What's needed: every entry, printed exactly, minus the images.
***** DATA EXTRACTS *****
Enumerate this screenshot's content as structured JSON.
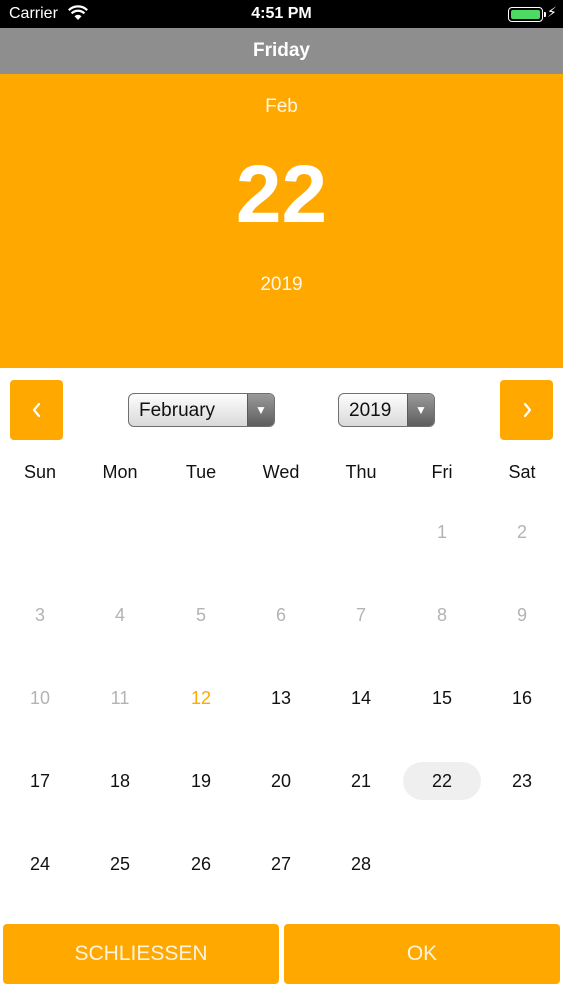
{
  "status_bar": {
    "carrier": "Carrier",
    "time": "4:51 PM",
    "battery_level": 1.0,
    "battery_color": "#4cd964"
  },
  "nav_bar": {
    "title": "Friday"
  },
  "header": {
    "month_short": "Feb",
    "day": "22",
    "year": "2019",
    "accent_color": "#ffa800"
  },
  "month_nav": {
    "prev_icon": "chevron-left-icon",
    "next_icon": "chevron-right-icon",
    "month_value": "February",
    "year_value": "2019"
  },
  "weekdays": [
    "Sun",
    "Mon",
    "Tue",
    "Wed",
    "Thu",
    "Fri",
    "Sat"
  ],
  "weeks": [
    [
      null,
      null,
      null,
      null,
      null,
      {
        "label": "1",
        "state": "disabled"
      },
      {
        "label": "2",
        "state": "disabled"
      }
    ],
    [
      {
        "label": "3",
        "state": "disabled"
      },
      {
        "label": "4",
        "state": "disabled"
      },
      {
        "label": "5",
        "state": "disabled"
      },
      {
        "label": "6",
        "state": "disabled"
      },
      {
        "label": "7",
        "state": "disabled"
      },
      {
        "label": "8",
        "state": "disabled"
      },
      {
        "label": "9",
        "state": "disabled"
      }
    ],
    [
      {
        "label": "10",
        "state": "disabled"
      },
      {
        "label": "11",
        "state": "disabled"
      },
      {
        "label": "12",
        "state": "today"
      },
      {
        "label": "13",
        "state": "normal"
      },
      {
        "label": "14",
        "state": "normal"
      },
      {
        "label": "15",
        "state": "normal"
      },
      {
        "label": "16",
        "state": "normal"
      }
    ],
    [
      {
        "label": "17",
        "state": "normal"
      },
      {
        "label": "18",
        "state": "normal"
      },
      {
        "label": "19",
        "state": "normal"
      },
      {
        "label": "20",
        "state": "normal"
      },
      {
        "label": "21",
        "state": "normal"
      },
      {
        "label": "22",
        "state": "selected"
      },
      {
        "label": "23",
        "state": "normal"
      }
    ],
    [
      {
        "label": "24",
        "state": "normal"
      },
      {
        "label": "25",
        "state": "normal"
      },
      {
        "label": "26",
        "state": "normal"
      },
      {
        "label": "27",
        "state": "normal"
      },
      {
        "label": "28",
        "state": "normal"
      },
      null,
      null
    ]
  ],
  "footer": {
    "close_label": "SCHLIESSEN",
    "ok_label": "OK"
  }
}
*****
FINAL ANSWER.
Enumerate this screenshot's content as structured JSON.
{
  "status_bar": {
    "carrier": "Carrier",
    "time": "4:51 PM",
    "battery_level": 1.0,
    "battery_color": "#4cd964"
  },
  "nav_bar": {
    "title": "Friday"
  },
  "header": {
    "month_short": "Feb",
    "day": "22",
    "year": "2019",
    "accent_color": "#ffa800"
  },
  "month_nav": {
    "prev_icon": "chevron-left-icon",
    "next_icon": "chevron-right-icon",
    "month_value": "February",
    "year_value": "2019"
  },
  "weekdays": [
    "Sun",
    "Mon",
    "Tue",
    "Wed",
    "Thu",
    "Fri",
    "Sat"
  ],
  "weeks": [
    [
      null,
      null,
      null,
      null,
      null,
      {
        "label": "1",
        "state": "disabled"
      },
      {
        "label": "2",
        "state": "disabled"
      }
    ],
    [
      {
        "label": "3",
        "state": "disabled"
      },
      {
        "label": "4",
        "state": "disabled"
      },
      {
        "label": "5",
        "state": "disabled"
      },
      {
        "label": "6",
        "state": "disabled"
      },
      {
        "label": "7",
        "state": "disabled"
      },
      {
        "label": "8",
        "state": "disabled"
      },
      {
        "label": "9",
        "state": "disabled"
      }
    ],
    [
      {
        "label": "10",
        "state": "disabled"
      },
      {
        "label": "11",
        "state": "disabled"
      },
      {
        "label": "12",
        "state": "today"
      },
      {
        "label": "13",
        "state": "normal"
      },
      {
        "label": "14",
        "state": "normal"
      },
      {
        "label": "15",
        "state": "normal"
      },
      {
        "label": "16",
        "state": "normal"
      }
    ],
    [
      {
        "label": "17",
        "state": "normal"
      },
      {
        "label": "18",
        "state": "normal"
      },
      {
        "label": "19",
        "state": "normal"
      },
      {
        "label": "20",
        "state": "normal"
      },
      {
        "label": "21",
        "state": "normal"
      },
      {
        "label": "22",
        "state": "selected"
      },
      {
        "label": "23",
        "state": "normal"
      }
    ],
    [
      {
        "label": "24",
        "state": "normal"
      },
      {
        "label": "25",
        "state": "normal"
      },
      {
        "label": "26",
        "state": "normal"
      },
      {
        "label": "27",
        "state": "normal"
      },
      {
        "label": "28",
        "state": "normal"
      },
      null,
      null
    ]
  ],
  "footer": {
    "close_label": "SCHLIESSEN",
    "ok_label": "OK"
  }
}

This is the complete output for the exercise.